Make an exact copy of all the records that follow, apart from the pictures.

Data to process section start

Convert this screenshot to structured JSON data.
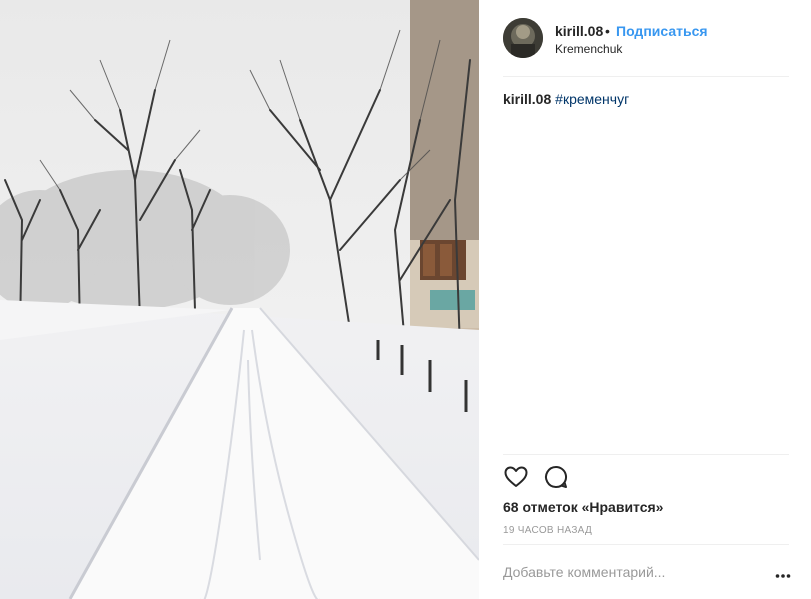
{
  "post": {
    "username": "kirill.08",
    "separator": "•",
    "follow_label": "Подписаться",
    "location": "Kremenchuk",
    "caption": {
      "username": "kirill.08",
      "hashtag": "#кременчуг"
    },
    "likes_text": "68 отметок «Нравится»",
    "time_text": "19 ЧАСОВ НАЗАД",
    "comment_placeholder": "Добавьте комментарий..."
  },
  "icons": {
    "like": "heart-outline-icon",
    "comment": "speech-bubble-icon",
    "more": "ellipsis-icon"
  },
  "colors": {
    "link": "#3897f0",
    "hashtag": "#003569",
    "text": "#262626",
    "muted": "#999999"
  }
}
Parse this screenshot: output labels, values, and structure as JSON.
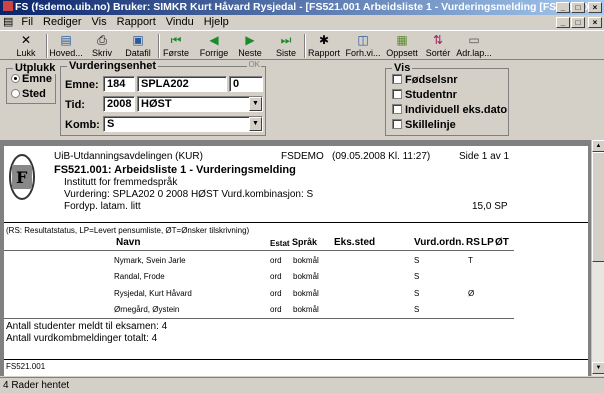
{
  "window": {
    "title": "FS (fsdemo.uib.no) Bruker: SIMKR Kurt Håvard Rysjedal - [FS521.001 Arbeidsliste 1 - Vurderingsmelding [FS521.001]]",
    "controls": [
      "_",
      "□",
      "×"
    ],
    "mdi_controls": [
      "_",
      "□",
      "×"
    ]
  },
  "menu": {
    "items": [
      "Fil",
      "Rediger",
      "Vis",
      "Rapport",
      "Vindu",
      "Hjelp"
    ]
  },
  "toolbar": {
    "buttons": [
      {
        "label": "Lukk",
        "icon": "close-icon",
        "glyph": "✕"
      },
      {
        "label": "Hoved...",
        "icon": "main-form-icon",
        "glyph": "▤"
      },
      {
        "label": "Skriv",
        "icon": "print-icon",
        "glyph": "⎙"
      },
      {
        "label": "Datafil",
        "icon": "save-datafile-icon",
        "glyph": "▣"
      },
      {
        "label": "Første",
        "icon": "first-record-icon",
        "glyph": "⏮"
      },
      {
        "label": "Forrige",
        "icon": "previous-record-icon",
        "glyph": "◀"
      },
      {
        "label": "Neste",
        "icon": "next-record-icon",
        "glyph": "▶"
      },
      {
        "label": "Siste",
        "icon": "last-record-icon",
        "glyph": "⏭"
      },
      {
        "label": "Rapport",
        "icon": "report-icon",
        "glyph": "✱"
      },
      {
        "label": "Forh.vi...",
        "icon": "preview-icon",
        "glyph": "◫"
      },
      {
        "label": "Oppsett",
        "icon": "setup-icon",
        "glyph": "▦"
      },
      {
        "label": "Sortér",
        "icon": "sort-icon",
        "glyph": "⇅"
      },
      {
        "label": "Adr.lap...",
        "icon": "address-label-icon",
        "glyph": "▭"
      }
    ]
  },
  "utplukk": {
    "legend": "Utplukk",
    "options": [
      {
        "label": "Emne",
        "selected": true
      },
      {
        "label": "Sted",
        "selected": false
      }
    ]
  },
  "vurderingsenhet": {
    "legend": "Vurderingsenhet",
    "ok_label": "OK",
    "emne_label": "Emne:",
    "emne_inst": "184",
    "emne_kode": "SPLA202",
    "emne_versjon": "0",
    "tid_label": "Tid:",
    "tid_year": "2008",
    "tid_term": "HØST",
    "komb_label": "Komb:",
    "komb_value": "S"
  },
  "vis": {
    "legend": "Vis",
    "options": [
      {
        "label": "Fødselsnr",
        "checked": false
      },
      {
        "label": "Studentnr",
        "checked": false
      },
      {
        "label": "Individuell eks.dato",
        "checked": false
      },
      {
        "label": "Skillelinje",
        "checked": false
      }
    ]
  },
  "report": {
    "logo_text": "F",
    "org": "UiB-Utdanningsavdelingen (KUR)",
    "db": "FSDEMO",
    "timestamp": "(09.05.2008 Kl. 11:27)",
    "page": "Side 1 av 1",
    "title": "FS521.001: Arbeidsliste 1 - Vurderingsmelding",
    "institute": "Institutt for fremmedspråk",
    "vurdering": "Vurdering:  SPLA202 0 2008 HØST Vurd.kombinasjon: S",
    "fordyp": "Fordyp. latam. litt",
    "sp": "15,0 SP",
    "legend_note": "(RS: Resultatstatus, LP=Levert pensumliste, ØT=Ønsker tilskrivning)",
    "columns": {
      "navn": "Navn",
      "estat": "Estat",
      "sprak": "Språk",
      "eks_sted": "Eks.sted",
      "vurd_ordn": "Vurd.ordn.",
      "rs": "RS",
      "lp": "LP",
      "ot": "ØT"
    },
    "rows": [
      {
        "navn": "Nymark, Svein Jarle",
        "estat": "ord",
        "sprak": "bokmål",
        "eks_sted": "",
        "vurd_ordn": "S",
        "rs": "",
        "lp": "T",
        "ot": ""
      },
      {
        "navn": "Randal, Frode",
        "estat": "ord",
        "sprak": "bokmål",
        "eks_sted": "",
        "vurd_ordn": "S",
        "rs": "",
        "lp": "",
        "ot": ""
      },
      {
        "navn": "Rysjedal, Kurt Håvard",
        "estat": "ord",
        "sprak": "bokmål",
        "eks_sted": "",
        "vurd_ordn": "S",
        "rs": "",
        "lp": "Ø",
        "ot": ""
      },
      {
        "navn": "Ørnegård, Øystein",
        "estat": "ord",
        "sprak": "bokmål",
        "eks_sted": "",
        "vurd_ordn": "S",
        "rs": "",
        "lp": "",
        "ot": ""
      }
    ],
    "summary_students": "Antall studenter meldt til eksamen: 4",
    "summary_vurd": "Antall vurdkombmeldinger totalt: 4",
    "footer_code": "FS521.001"
  },
  "status": {
    "text": "4 Rader hentet"
  }
}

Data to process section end

▶ _Answer to this task_:
Convert this screenshot to structured JSON data.
{
  "post": {
    "username": "kirill.08",
    "separator": "•",
    "follow_label": "Подписаться",
    "location": "Kremenchuk",
    "caption": {
      "username": "kirill.08",
      "hashtag": "#кременчуг"
    },
    "likes_text": "68 отметок «Нравится»",
    "time_text": "19 ЧАСОВ НАЗАД",
    "comment_placeholder": "Добавьте комментарий..."
  },
  "icons": {
    "like": "heart-outline-icon",
    "comment": "speech-bubble-icon",
    "more": "ellipsis-icon"
  },
  "colors": {
    "link": "#3897f0",
    "hashtag": "#003569",
    "text": "#262626",
    "muted": "#999999"
  }
}
Parse this screenshot: output labels, values, and structure as JSON.
{
  "window": {
    "title": "FS (fsdemo.uib.no) Bruker: SIMKR Kurt Håvard Rysjedal - [FS521.001 Arbeidsliste 1 - Vurderingsmelding [FS521.001]]",
    "controls": [
      "_",
      "□",
      "×"
    ],
    "mdi_controls": [
      "_",
      "□",
      "×"
    ]
  },
  "menu": {
    "items": [
      "Fil",
      "Rediger",
      "Vis",
      "Rapport",
      "Vindu",
      "Hjelp"
    ]
  },
  "toolbar": {
    "buttons": [
      {
        "label": "Lukk",
        "icon": "close-icon",
        "glyph": "✕"
      },
      {
        "label": "Hoved...",
        "icon": "main-form-icon",
        "glyph": "▤"
      },
      {
        "label": "Skriv",
        "icon": "print-icon",
        "glyph": "⎙"
      },
      {
        "label": "Datafil",
        "icon": "save-datafile-icon",
        "glyph": "▣"
      },
      {
        "label": "Første",
        "icon": "first-record-icon",
        "glyph": "⏮"
      },
      {
        "label": "Forrige",
        "icon": "previous-record-icon",
        "glyph": "◀"
      },
      {
        "label": "Neste",
        "icon": "next-record-icon",
        "glyph": "▶"
      },
      {
        "label": "Siste",
        "icon": "last-record-icon",
        "glyph": "⏭"
      },
      {
        "label": "Rapport",
        "icon": "report-icon",
        "glyph": "✱"
      },
      {
        "label": "Forh.vi...",
        "icon": "preview-icon",
        "glyph": "◫"
      },
      {
        "label": "Oppsett",
        "icon": "setup-icon",
        "glyph": "▦"
      },
      {
        "label": "Sortér",
        "icon": "sort-icon",
        "glyph": "⇅"
      },
      {
        "label": "Adr.lap...",
        "icon": "address-label-icon",
        "glyph": "▭"
      }
    ]
  },
  "utplukk": {
    "legend": "Utplukk",
    "options": [
      {
        "label": "Emne",
        "selected": true
      },
      {
        "label": "Sted",
        "selected": false
      }
    ]
  },
  "vurderingsenhet": {
    "legend": "Vurderingsenhet",
    "ok_label": "OK",
    "emne_label": "Emne:",
    "emne_inst": "184",
    "emne_kode": "SPLA202",
    "emne_versjon": "0",
    "tid_label": "Tid:",
    "tid_year": "2008",
    "tid_term": "HØST",
    "komb_label": "Komb:",
    "komb_value": "S"
  },
  "vis": {
    "legend": "Vis",
    "options": [
      {
        "label": "Fødselsnr",
        "checked": false
      },
      {
        "label": "Studentnr",
        "checked": false
      },
      {
        "label": "Individuell eks.dato",
        "checked": false
      },
      {
        "label": "Skillelinje",
        "checked": false
      }
    ]
  },
  "report": {
    "logo_text": "F",
    "org": "UiB-Utdanningsavdelingen (KUR)",
    "db": "FSDEMO",
    "timestamp": "(09.05.2008 Kl. 11:27)",
    "page": "Side 1 av 1",
    "title": "FS521.001: Arbeidsliste 1 - Vurderingsmelding",
    "institute": "Institutt for fremmedspråk",
    "vurdering": "Vurdering:  SPLA202 0 2008 HØST Vurd.kombinasjon: S",
    "fordyp": "Fordyp. latam. litt",
    "sp": "15,0 SP",
    "legend_note": "(RS: Resultatstatus, LP=Levert pensumliste, ØT=Ønsker tilskrivning)",
    "columns": {
      "navn": "Navn",
      "estat": "Estat",
      "sprak": "Språk",
      "eks_sted": "Eks.sted",
      "vurd_ordn": "Vurd.ordn.",
      "rs": "RS",
      "lp": "LP",
      "ot": "ØT"
    },
    "rows": [
      {
        "navn": "Nymark, Svein Jarle",
        "estat": "ord",
        "sprak": "bokmål",
        "eks_sted": "",
        "vurd_ordn": "S",
        "rs": "",
        "lp": "T",
        "ot": ""
      },
      {
        "navn": "Randal, Frode",
        "estat": "ord",
        "sprak": "bokmål",
        "eks_sted": "",
        "vurd_ordn": "S",
        "rs": "",
        "lp": "",
        "ot": ""
      },
      {
        "navn": "Rysjedal, Kurt Håvard",
        "estat": "ord",
        "sprak": "bokmål",
        "eks_sted": "",
        "vurd_ordn": "S",
        "rs": "",
        "lp": "Ø",
        "ot": ""
      },
      {
        "navn": "Ørnegård, Øystein",
        "estat": "ord",
        "sprak": "bokmål",
        "eks_sted": "",
        "vurd_ordn": "S",
        "rs": "",
        "lp": "",
        "ot": ""
      }
    ],
    "summary_students": "Antall studenter meldt til eksamen: 4",
    "summary_vurd": "Antall vurdkombmeldinger totalt: 4",
    "footer_code": "FS521.001"
  },
  "status": {
    "text": "4 Rader hentet"
  }
}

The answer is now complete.